I think Tolbert is a little off-base here. The issue, at least in my opinion, is not so much the amount, but the hypocrisy oozing out of the comparisons between Harris as a legislator and Harris as a citizen of the state.
It’s the hypocrisy in Harris’s saying things like “can we agree that government spending programs do not create jobs?” while claiming that “Justin, along with his wife Marsha, have created 33 jobs in the small rural city of West Fork, AR,” when those were created by a daycare that is almost entirely funded by a government spending program.
It’s the hypocrisy in having this on his website:
when (a) he’s only an entrepreneur creating jobs because of government spending, and(b) he has much of his tax “burden” paid by the ABC funds.
I also think Jason might have read a little too much into how Rep. Harris interpreted the statements from UA Vice Chancellor for Government and Community Relations Richard Hudson. First, if Harris was not worried about the information coming out and was sure everything was on the up-and-up, why would he worry about the statement or feel threatened by it?
Second, as Blue Arkansas noted, Harris has a track-record of bizarre overreactions when pressed on an issue, going so far as to have his wife call the police when a reporter asked him about the ABC money. I’m not saying it was or was not a threat, because I have no way of knowing.

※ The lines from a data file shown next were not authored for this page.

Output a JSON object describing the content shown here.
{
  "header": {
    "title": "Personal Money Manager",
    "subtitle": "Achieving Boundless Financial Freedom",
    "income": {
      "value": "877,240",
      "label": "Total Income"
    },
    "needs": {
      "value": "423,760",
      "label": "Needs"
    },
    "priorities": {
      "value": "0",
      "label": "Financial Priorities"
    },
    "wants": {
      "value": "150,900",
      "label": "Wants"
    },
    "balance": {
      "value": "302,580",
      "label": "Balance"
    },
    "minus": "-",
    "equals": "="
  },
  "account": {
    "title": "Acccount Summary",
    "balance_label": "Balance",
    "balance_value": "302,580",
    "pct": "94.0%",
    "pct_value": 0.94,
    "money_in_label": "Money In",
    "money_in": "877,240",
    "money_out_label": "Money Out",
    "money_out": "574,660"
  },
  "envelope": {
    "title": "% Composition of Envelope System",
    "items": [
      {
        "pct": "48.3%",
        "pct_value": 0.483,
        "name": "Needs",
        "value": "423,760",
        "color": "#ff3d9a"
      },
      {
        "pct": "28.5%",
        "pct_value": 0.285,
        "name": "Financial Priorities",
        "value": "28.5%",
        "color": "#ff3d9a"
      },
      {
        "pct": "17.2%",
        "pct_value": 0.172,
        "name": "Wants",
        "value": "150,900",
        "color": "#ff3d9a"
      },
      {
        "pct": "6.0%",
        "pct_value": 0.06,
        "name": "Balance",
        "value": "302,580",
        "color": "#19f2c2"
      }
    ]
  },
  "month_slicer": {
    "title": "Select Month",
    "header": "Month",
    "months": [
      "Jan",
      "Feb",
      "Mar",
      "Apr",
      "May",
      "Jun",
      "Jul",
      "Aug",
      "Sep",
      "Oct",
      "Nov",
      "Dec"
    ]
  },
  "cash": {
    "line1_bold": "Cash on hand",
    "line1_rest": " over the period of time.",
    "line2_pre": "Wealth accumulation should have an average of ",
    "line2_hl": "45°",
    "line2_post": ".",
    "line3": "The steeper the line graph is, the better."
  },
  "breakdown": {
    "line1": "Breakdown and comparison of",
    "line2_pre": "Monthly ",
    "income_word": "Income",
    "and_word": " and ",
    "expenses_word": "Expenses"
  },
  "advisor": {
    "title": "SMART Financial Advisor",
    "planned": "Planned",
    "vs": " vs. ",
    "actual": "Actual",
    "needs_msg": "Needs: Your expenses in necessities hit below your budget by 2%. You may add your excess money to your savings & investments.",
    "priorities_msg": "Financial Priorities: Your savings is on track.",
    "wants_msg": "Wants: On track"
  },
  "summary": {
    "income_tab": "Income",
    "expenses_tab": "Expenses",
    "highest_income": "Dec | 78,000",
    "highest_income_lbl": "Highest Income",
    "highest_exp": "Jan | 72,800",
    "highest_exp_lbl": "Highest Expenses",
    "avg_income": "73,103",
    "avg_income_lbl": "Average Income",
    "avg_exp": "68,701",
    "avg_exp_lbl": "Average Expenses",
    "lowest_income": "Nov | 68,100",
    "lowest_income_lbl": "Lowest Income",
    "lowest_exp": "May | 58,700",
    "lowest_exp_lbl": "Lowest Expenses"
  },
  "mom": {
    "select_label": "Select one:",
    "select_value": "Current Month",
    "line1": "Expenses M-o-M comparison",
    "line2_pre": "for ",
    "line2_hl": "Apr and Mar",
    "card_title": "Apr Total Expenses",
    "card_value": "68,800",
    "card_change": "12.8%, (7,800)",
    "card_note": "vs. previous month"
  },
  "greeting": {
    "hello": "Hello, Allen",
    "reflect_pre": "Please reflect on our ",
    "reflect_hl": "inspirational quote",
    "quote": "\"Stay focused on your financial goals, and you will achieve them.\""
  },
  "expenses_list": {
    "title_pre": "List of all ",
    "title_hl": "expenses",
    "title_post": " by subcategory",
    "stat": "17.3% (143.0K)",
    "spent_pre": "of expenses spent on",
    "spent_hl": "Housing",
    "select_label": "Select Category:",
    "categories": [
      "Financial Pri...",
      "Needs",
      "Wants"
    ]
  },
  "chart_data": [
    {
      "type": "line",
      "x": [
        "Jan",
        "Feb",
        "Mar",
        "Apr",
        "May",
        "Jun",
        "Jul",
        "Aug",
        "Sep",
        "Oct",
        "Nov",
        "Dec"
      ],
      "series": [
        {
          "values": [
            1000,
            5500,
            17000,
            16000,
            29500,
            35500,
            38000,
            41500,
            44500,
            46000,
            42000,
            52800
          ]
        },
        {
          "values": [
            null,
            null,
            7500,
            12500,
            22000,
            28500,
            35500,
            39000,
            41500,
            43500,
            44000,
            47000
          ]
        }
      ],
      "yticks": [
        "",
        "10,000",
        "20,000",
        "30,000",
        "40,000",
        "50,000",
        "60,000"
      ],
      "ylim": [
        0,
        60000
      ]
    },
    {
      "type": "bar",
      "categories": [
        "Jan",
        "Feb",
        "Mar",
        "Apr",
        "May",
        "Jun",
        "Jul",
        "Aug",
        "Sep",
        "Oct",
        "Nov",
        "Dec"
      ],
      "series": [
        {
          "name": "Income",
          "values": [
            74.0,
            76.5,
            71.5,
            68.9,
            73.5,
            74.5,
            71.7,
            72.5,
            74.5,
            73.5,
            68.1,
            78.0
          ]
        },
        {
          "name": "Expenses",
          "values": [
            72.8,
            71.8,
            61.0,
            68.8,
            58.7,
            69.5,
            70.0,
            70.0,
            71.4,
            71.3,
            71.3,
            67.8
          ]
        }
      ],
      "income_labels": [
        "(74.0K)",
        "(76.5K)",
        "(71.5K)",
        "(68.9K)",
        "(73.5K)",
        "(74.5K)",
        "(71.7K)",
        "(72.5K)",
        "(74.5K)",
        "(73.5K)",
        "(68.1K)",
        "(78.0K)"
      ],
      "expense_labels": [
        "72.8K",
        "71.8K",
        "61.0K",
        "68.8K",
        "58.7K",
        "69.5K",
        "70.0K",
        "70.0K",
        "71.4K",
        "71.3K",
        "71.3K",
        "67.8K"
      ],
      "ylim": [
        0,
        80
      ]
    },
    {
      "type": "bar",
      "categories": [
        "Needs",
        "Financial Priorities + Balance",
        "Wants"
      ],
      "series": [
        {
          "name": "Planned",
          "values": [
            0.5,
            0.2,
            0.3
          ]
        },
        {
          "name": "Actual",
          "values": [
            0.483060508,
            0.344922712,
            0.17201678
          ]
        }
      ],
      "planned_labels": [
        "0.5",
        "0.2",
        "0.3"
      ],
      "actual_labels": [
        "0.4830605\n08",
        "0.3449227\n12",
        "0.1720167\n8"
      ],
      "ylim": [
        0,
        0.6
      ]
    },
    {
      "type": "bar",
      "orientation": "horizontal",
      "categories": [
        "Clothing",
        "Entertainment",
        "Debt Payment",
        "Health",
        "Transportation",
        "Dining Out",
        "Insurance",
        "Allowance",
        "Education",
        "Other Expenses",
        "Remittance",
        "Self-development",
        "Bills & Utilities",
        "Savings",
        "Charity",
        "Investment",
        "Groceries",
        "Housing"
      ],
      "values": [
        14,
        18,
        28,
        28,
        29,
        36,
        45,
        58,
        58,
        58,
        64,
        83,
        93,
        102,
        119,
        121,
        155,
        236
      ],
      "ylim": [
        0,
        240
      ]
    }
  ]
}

I am saying that I wouldn’t accuse anyone of hardball politics based solely on how Justin Harris reacted to a statement any more than I would accuse someone of being anti-gun based solely on how Ted Nugent reacted to a statement.